1. Mix the eggs yolks with the sugar and milk, then add to the butter/flour that has been mixed in the mixer fitted with the flat paddle attachment. Mix on medium speed until pale and fluffy, about 3 minutes; mix in vanilla and salt, then mix on medium-low speed until just combined and crumbly, about 15 seconds (do not over mix). Pat the pastry into a disk, and wrap in plastic. Refrigerate for at least 1 hour or up to 2 days, or freeze up to 1 month.
2 – Multi-portion tarts. Unwrap pastry, then lightly flour large sheet of parchment paper or plastic wrap and place dough in centre. Roll out pastry and line loose-bottomed tart tin, prick the base and fill with mincemeat. Freeze tart for 30 minutes before cooking.
3a – Individual pies (solid tops). Unwrap pastry; lightly flour large sheet of parchment paper or plastic wrap and place pastry in centre. Roll out the pastry to a 2mm thickness and use 6cm and 4.5cm pastry cutters to cut out 48 discs of each size. Line mini tartlet tins with the larger discs, prick the bases and fill with mincemeat.

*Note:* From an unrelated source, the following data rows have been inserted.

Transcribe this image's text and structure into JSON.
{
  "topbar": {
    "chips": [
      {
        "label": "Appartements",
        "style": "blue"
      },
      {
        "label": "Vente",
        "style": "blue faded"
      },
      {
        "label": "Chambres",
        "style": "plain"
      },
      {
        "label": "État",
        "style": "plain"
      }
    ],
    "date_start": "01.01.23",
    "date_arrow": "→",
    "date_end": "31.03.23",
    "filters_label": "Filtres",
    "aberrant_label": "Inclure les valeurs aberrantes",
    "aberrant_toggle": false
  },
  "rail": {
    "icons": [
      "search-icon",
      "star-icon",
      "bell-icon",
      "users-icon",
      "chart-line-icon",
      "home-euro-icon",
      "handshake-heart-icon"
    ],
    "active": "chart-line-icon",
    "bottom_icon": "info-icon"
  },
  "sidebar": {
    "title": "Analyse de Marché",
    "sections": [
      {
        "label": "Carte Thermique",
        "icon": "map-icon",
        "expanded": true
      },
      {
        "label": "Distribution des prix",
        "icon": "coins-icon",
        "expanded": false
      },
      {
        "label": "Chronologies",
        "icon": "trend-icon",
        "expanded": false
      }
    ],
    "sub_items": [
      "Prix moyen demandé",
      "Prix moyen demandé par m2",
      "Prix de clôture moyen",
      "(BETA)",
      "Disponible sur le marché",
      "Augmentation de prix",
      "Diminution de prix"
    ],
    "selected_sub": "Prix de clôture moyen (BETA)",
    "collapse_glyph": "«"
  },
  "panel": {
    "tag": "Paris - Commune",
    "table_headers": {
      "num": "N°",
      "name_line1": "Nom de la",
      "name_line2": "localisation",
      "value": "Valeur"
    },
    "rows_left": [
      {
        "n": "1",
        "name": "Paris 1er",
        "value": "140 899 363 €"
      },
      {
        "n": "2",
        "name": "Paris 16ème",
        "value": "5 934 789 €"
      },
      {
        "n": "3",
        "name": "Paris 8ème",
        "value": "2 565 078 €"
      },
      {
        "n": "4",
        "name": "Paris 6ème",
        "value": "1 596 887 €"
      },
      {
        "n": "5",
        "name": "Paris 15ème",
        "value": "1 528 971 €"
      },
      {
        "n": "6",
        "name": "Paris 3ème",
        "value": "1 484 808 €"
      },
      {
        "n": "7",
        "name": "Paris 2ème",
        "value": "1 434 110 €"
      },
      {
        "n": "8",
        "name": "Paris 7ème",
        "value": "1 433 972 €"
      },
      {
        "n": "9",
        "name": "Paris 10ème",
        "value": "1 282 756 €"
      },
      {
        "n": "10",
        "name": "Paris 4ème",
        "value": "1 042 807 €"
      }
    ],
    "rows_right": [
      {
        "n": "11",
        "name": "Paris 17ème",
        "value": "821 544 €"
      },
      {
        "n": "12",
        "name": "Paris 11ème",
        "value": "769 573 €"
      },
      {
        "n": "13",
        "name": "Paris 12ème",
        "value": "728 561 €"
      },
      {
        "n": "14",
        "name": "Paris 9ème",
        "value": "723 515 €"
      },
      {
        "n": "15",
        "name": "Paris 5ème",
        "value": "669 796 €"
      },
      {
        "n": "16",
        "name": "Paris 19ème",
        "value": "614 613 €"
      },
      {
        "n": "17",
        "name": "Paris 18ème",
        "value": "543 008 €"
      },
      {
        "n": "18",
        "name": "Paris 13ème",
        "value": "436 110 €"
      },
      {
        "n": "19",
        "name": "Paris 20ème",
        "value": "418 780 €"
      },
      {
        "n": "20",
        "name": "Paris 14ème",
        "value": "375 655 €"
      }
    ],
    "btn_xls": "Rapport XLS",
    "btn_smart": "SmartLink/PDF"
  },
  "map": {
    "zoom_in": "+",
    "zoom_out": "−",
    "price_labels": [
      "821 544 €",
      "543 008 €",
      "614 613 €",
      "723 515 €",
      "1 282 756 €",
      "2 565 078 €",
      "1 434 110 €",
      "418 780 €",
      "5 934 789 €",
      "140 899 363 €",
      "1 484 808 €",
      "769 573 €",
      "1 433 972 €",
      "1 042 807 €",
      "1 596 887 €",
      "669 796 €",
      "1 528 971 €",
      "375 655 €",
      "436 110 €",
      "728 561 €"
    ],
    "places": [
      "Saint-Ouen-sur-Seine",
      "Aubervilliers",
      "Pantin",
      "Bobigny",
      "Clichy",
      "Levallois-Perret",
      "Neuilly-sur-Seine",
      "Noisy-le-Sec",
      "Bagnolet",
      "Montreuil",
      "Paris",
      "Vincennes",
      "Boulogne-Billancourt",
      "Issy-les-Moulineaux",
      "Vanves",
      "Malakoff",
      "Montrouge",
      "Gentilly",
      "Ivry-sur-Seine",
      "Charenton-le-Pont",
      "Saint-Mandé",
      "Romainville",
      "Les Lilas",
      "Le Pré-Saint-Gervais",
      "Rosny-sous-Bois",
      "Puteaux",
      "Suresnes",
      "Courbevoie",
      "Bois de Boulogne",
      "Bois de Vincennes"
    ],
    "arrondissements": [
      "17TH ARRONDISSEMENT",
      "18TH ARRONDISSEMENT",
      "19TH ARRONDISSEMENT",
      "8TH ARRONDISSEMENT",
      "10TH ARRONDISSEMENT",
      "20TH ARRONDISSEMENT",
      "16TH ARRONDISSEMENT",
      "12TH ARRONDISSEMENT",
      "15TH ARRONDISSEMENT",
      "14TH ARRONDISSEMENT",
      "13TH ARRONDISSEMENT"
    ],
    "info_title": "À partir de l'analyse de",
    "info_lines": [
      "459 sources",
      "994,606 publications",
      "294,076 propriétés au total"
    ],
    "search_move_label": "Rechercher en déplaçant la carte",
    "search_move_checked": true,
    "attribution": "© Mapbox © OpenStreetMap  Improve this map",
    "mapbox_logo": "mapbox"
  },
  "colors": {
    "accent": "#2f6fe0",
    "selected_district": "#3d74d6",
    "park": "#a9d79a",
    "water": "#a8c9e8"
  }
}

3b - Lightly brush the borders of the smaller discs with cold water and place them on top of the filled mince pies. Press the edges gently to ensure that the lids are sealed to the pastry cases. Leave to rest in the fridge for 20 minutes.
3c - Preheat the oven to 180ºC/Gas Mark 4. Brush the pastry with egg wash and bake the pies for about 10 minutes until pale golden brown. Sprinkle with the caster sugar and return to the oven for 1 minute to glaze. Immediately unmold the pies before they cool in the tin, and place on a wire rack. Serve warm, with a glass of sherry or a cup of coffee.
4a – Individual pies (star tops). Unwrap pastry; lightly flour large sheet of parchment paper or plastic wrap and place pastry in centre. Roll out the pastry to a 2mm thickness and use 6cm pastry cutters to cut out discs. Use the trimmings to cut out the star shapes. Prick the bases and fill with mincemeat.
4b – Place the star shape on top (moistened with a little milk) – makes the stars stick to the mincemeat. Then brush with milk and sprinkle lightly with castor sugar.
4c - Bake for 12-15 minutes until the pastry is golden brown.
5 – Fresh fruit tarts. As 2a above then place chilled tart shell on baking tray; press 12-inch square of foil inside tart shell and fill with metal or ceramic pie weights.
6 - For 4 ONLY - adjust one oven rack to upper-middle position and other rack to lower-middle position; heat oven to 375ºF (190ºC/Gas Mark 5). Bake on lower rack 30 minutes, rotating halfway through baking time. Carefully remove foil and weights by gathering edges of foil and pulling up and out. Transfer baking tray sheet with tart shell to upper rack and continue to bake until shell is golden brown, about 5 minutes longer.
Use the tart shell for fresh fruit tarts and pies that do not require baking as the shell is already cooked.